A feisty Brown Thrasher:
Migrants, including bright male Cape May Warblers...
...which seem to advertise their names:
This demure redstart is probably a female. The immature male is very similar but usually shows more of an orange tint:
Northern Parulas nest just to the north and are early arrivals during fall migration. These are males:
Active and acrobatic Black-and-White Warlbers do not nest locally but are sometimes seen here during breeding season. This could be an adult female or first year male:
This is an adult male on September 29, 2020:
In spring, the adult male is more boldly patterned with black markings (April, 2020):
Palm Warblers arrive a bit later and many stay here for the winter. Their long legs are an adaptation for feeding on the ground:
Prairie Warblers are back:
This male Scarlet Tanager was a bonus bird this past week. The male sheds his scarlet coat for a green one:
On my way home yesterday as I emerged from the high brush at the trailhead, I cautiously looked around before walking out into the open. Occasionally I surprise a mammal such as a rabbit, Raccoon, deer or Bobcat. This time I almost missed seeing a Coyote which had stopped to answer the call of nature:
When finished with doin' business, it continued across the gravel road:
We are in the heart of the wet season. Cloud formations can be very entertaining. Can you see this poor guy being knocked out by one thief while the other sneaks off with his stolen horse? (or is it a rooster or a seahorse?
A record number of tropical storms have developed this year. Thankfully, south Florida has been spared a direct hit so far. Morning walks have been interrupted by "pop-up" showers associated with some of them. Storms brewed rapidly before sunrise on October 3:
This was the scene to the south 25 minutes before sunrise on October 5. The clouds formed rapidly and I had to cut the walk short.
I got to the exit gate only minutes before the deluge:

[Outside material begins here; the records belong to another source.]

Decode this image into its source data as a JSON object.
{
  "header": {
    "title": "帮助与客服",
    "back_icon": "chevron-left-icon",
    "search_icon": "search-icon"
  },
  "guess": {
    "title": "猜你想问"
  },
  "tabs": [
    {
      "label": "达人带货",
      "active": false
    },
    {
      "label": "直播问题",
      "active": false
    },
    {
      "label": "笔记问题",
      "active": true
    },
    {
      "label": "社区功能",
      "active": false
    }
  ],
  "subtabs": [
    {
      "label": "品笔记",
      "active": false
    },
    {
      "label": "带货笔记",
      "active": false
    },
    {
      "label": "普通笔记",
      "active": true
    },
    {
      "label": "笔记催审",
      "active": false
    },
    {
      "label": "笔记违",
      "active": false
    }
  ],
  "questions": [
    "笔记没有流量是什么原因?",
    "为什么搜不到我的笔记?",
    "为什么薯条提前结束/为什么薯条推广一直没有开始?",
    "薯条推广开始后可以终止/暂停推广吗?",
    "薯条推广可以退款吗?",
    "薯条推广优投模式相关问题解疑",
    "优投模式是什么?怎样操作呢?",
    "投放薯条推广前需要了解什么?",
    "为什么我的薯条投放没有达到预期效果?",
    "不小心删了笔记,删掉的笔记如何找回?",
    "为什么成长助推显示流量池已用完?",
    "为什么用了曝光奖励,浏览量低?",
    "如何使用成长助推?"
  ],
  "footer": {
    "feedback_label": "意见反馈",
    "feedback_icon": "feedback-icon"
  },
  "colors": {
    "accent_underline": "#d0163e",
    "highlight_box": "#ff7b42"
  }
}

= = = = = = = = = = = = = = =
Wordless Wednesday (on Tuesday)
Our World Tuesday
Please visit the links to all these posts to see some excellent photos on display